- _Work to complete_: Would you write out the entries again, exactly as they are, but without images?

Component data from apps and pages
[Start of Attachment]

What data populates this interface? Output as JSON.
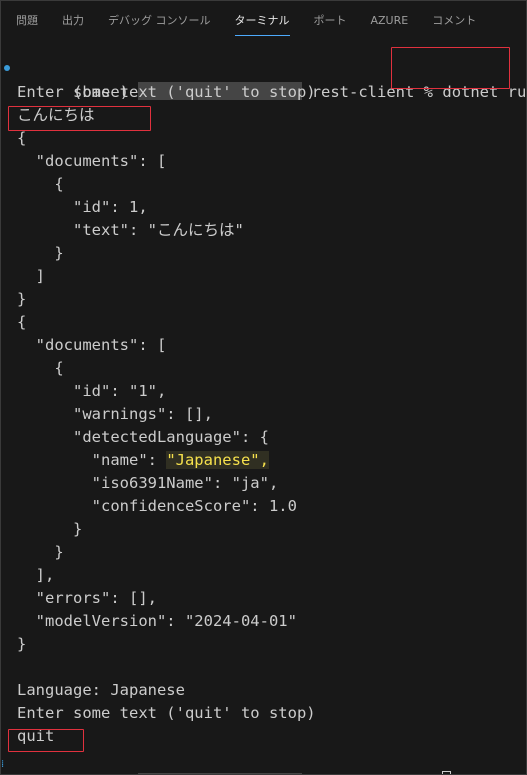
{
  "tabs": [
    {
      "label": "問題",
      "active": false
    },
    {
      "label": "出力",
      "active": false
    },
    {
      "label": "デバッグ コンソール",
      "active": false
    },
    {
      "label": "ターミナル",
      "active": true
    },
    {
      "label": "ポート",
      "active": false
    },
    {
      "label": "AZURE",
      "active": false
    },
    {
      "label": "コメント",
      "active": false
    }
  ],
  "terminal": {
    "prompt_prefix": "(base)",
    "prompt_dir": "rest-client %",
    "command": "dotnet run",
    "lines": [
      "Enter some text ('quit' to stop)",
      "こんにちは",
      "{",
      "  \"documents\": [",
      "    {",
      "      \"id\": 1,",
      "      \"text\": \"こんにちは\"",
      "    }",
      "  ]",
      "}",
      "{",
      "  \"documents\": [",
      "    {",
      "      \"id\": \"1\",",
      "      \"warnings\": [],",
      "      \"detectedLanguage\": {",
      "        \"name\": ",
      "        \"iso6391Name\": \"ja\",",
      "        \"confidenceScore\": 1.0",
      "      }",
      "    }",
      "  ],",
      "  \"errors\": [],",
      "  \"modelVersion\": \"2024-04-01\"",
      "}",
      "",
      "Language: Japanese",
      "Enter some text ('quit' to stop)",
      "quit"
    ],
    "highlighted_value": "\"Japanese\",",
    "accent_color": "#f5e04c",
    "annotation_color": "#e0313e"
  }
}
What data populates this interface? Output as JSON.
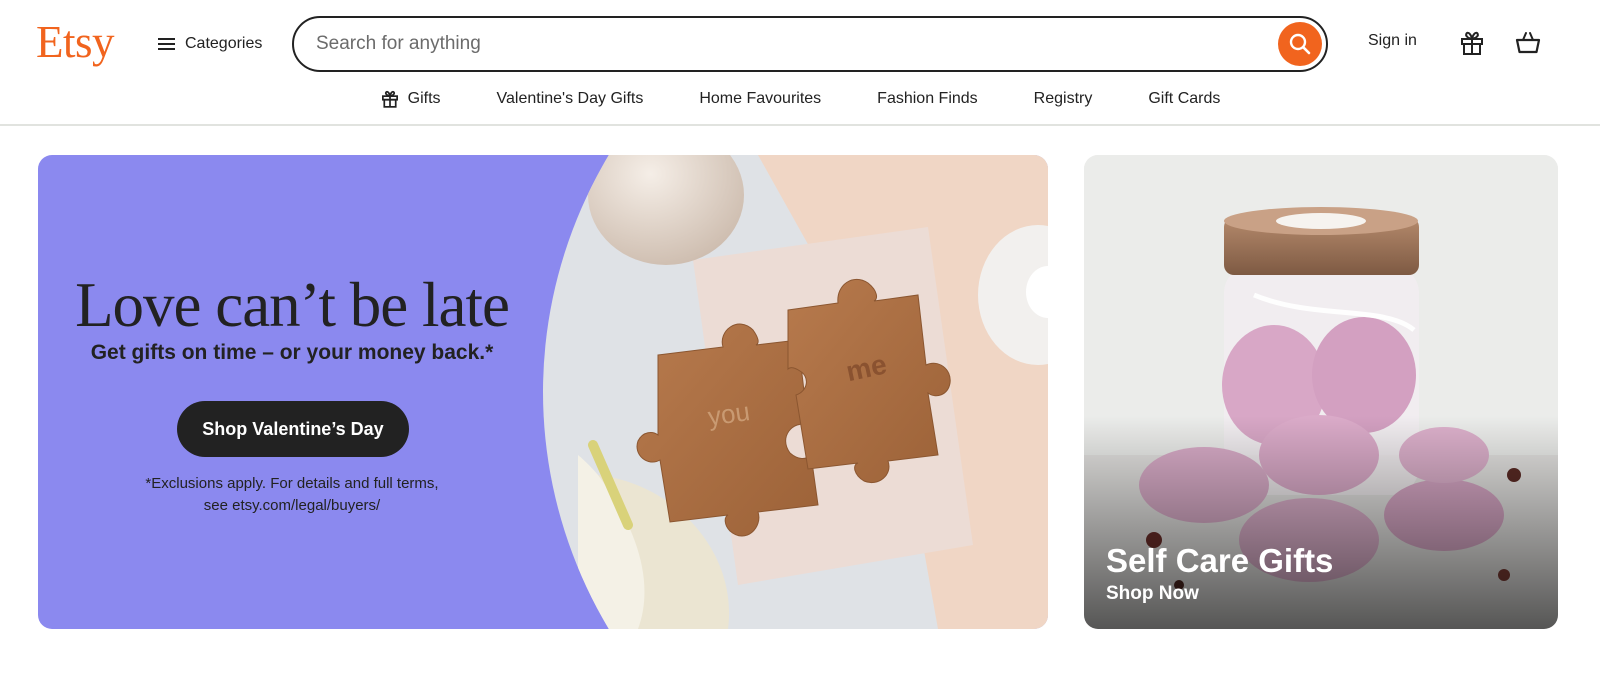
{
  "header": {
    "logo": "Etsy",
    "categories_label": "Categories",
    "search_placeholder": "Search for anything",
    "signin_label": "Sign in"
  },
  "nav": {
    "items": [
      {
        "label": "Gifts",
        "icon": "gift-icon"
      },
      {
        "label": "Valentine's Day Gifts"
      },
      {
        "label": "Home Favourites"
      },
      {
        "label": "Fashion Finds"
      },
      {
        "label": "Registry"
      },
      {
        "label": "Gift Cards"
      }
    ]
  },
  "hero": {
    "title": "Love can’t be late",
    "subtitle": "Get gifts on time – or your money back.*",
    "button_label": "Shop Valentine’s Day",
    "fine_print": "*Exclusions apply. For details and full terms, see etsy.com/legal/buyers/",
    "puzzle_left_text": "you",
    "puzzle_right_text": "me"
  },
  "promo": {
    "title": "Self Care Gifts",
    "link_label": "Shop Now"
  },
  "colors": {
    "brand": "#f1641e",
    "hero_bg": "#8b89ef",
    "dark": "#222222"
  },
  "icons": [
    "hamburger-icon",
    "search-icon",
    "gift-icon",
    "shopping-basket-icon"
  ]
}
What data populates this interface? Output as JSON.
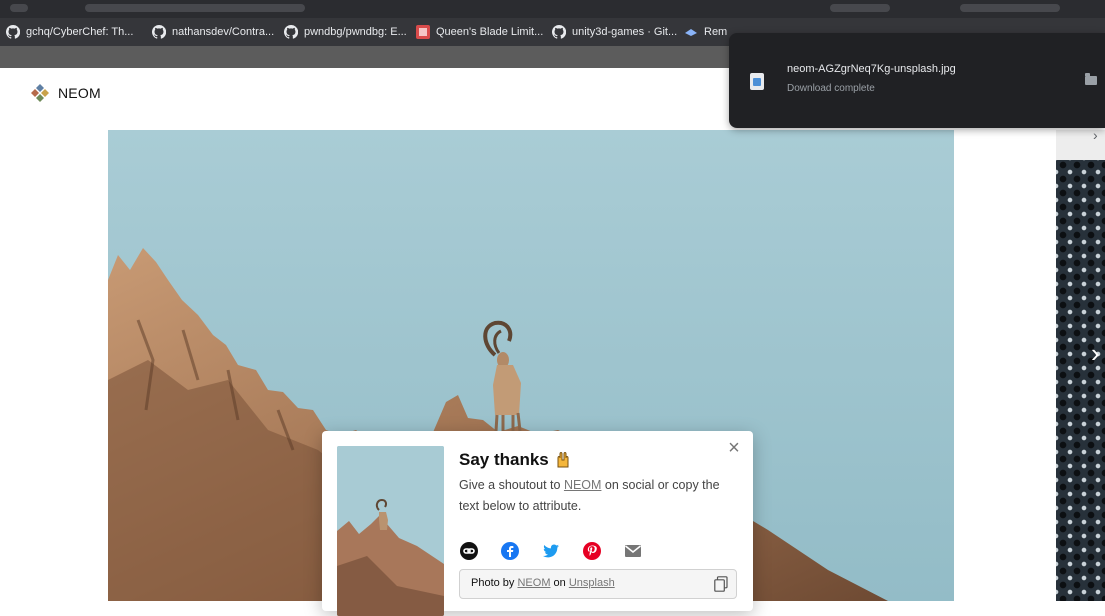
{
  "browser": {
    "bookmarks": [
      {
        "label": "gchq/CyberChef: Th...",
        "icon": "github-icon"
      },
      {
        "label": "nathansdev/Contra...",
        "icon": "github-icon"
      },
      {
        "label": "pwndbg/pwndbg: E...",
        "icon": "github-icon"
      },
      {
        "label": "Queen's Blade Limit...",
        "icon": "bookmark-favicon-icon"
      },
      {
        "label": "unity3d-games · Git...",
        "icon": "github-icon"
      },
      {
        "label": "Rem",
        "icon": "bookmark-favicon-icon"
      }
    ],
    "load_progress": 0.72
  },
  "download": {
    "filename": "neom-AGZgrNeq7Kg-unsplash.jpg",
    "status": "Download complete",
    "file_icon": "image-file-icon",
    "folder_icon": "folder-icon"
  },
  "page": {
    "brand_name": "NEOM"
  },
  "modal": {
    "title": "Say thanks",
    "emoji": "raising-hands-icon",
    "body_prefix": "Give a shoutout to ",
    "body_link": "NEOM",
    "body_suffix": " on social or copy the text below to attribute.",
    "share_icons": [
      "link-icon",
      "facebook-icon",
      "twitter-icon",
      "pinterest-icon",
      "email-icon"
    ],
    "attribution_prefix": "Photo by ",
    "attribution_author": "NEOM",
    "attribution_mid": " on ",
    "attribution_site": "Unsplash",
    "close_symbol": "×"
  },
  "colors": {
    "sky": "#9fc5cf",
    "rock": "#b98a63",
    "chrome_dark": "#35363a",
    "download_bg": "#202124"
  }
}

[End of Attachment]

- _The answer_:
What data populates this interface? Output as JSON.
{
  "tabs": [
    {
      "label": "問題",
      "active": false
    },
    {
      "label": "出力",
      "active": false
    },
    {
      "label": "デバッグ コンソール",
      "active": false
    },
    {
      "label": "ターミナル",
      "active": true
    },
    {
      "label": "ポート",
      "active": false
    },
    {
      "label": "AZURE",
      "active": false
    },
    {
      "label": "コメント",
      "active": false
    }
  ],
  "terminal": {
    "prompt_prefix": "(base)",
    "prompt_dir": "rest-client %",
    "command": "dotnet run",
    "lines": [
      "Enter some text ('quit' to stop)",
      "こんにちは",
      "{",
      "  \"documents\": [",
      "    {",
      "      \"id\": 1,",
      "      \"text\": \"こんにちは\"",
      "    }",
      "  ]",
      "}",
      "{",
      "  \"documents\": [",
      "    {",
      "      \"id\": \"1\",",
      "      \"warnings\": [],",
      "      \"detectedLanguage\": {",
      "        \"name\": ",
      "        \"iso6391Name\": \"ja\",",
      "        \"confidenceScore\": 1.0",
      "      }",
      "    }",
      "  ],",
      "  \"errors\": [],",
      "  \"modelVersion\": \"2024-04-01\"",
      "}",
      "",
      "Language: Japanese",
      "Enter some text ('quit' to stop)",
      "quit"
    ],
    "highlighted_value": "\"Japanese\",",
    "accent_color": "#f5e04c",
    "annotation_color": "#e0313e"
  }
}
What data populates this interface? Output as JSON.
{
  "header": {
    "logo": "Etsy",
    "categories_label": "Categories",
    "search_placeholder": "Search for anything",
    "signin_label": "Sign in"
  },
  "nav": {
    "items": [
      {
        "label": "Gifts",
        "icon": "gift-icon"
      },
      {
        "label": "Valentine's Day Gifts"
      },
      {
        "label": "Home Favourites"
      },
      {
        "label": "Fashion Finds"
      },
      {
        "label": "Registry"
      },
      {
        "label": "Gift Cards"
      }
    ]
  },
  "hero": {
    "title": "Love can’t be late",
    "subtitle": "Get gifts on time – or your money back.*",
    "button_label": "Shop Valentine’s Day",
    "fine_print": "*Exclusions apply. For details and full terms, see etsy.com/legal/buyers/",
    "puzzle_left_text": "you",
    "puzzle_right_text": "me"
  },
  "promo": {
    "title": "Self Care Gifts",
    "link_label": "Shop Now"
  },
  "colors": {
    "brand": "#f1641e",
    "hero_bg": "#8b89ef",
    "dark": "#222222"
  },
  "icons": [
    "hamburger-icon",
    "search-icon",
    "gift-icon",
    "shopping-basket-icon"
  ]
}
What data populates this interface? Output as JSON.
{
  "browser": {
    "bookmarks": [
      {
        "label": "gchq/CyberChef: Th...",
        "icon": "github-icon"
      },
      {
        "label": "nathansdev/Contra...",
        "icon": "github-icon"
      },
      {
        "label": "pwndbg/pwndbg: E...",
        "icon": "github-icon"
      },
      {
        "label": "Queen's Blade Limit...",
        "icon": "bookmark-favicon-icon"
      },
      {
        "label": "unity3d-games · Git...",
        "icon": "github-icon"
      },
      {
        "label": "Rem",
        "icon": "bookmark-favicon-icon"
      }
    ],
    "load_progress": 0.72
  },
  "download": {
    "filename": "neom-AGZgrNeq7Kg-unsplash.jpg",
    "status": "Download complete",
    "file_icon": "image-file-icon",
    "folder_icon": "folder-icon"
  },
  "page": {
    "brand_name": "NEOM"
  },
  "modal": {
    "title": "Say thanks",
    "emoji": "raising-hands-icon",
    "body_prefix": "Give a shoutout to ",
    "body_link": "NEOM",
    "body_suffix": " on social or copy the text below to attribute.",
    "share_icons": [
      "link-icon",
      "facebook-icon",
      "twitter-icon",
      "pinterest-icon",
      "email-icon"
    ],
    "attribution_prefix": "Photo by ",
    "attribution_author": "NEOM",
    "attribution_mid": " on ",
    "attribution_site": "Unsplash",
    "close_symbol": "×"
  },
  "colors": {
    "sky": "#9fc5cf",
    "rock": "#b98a63",
    "chrome_dark": "#35363a",
    "download_bg": "#202124"
  }
}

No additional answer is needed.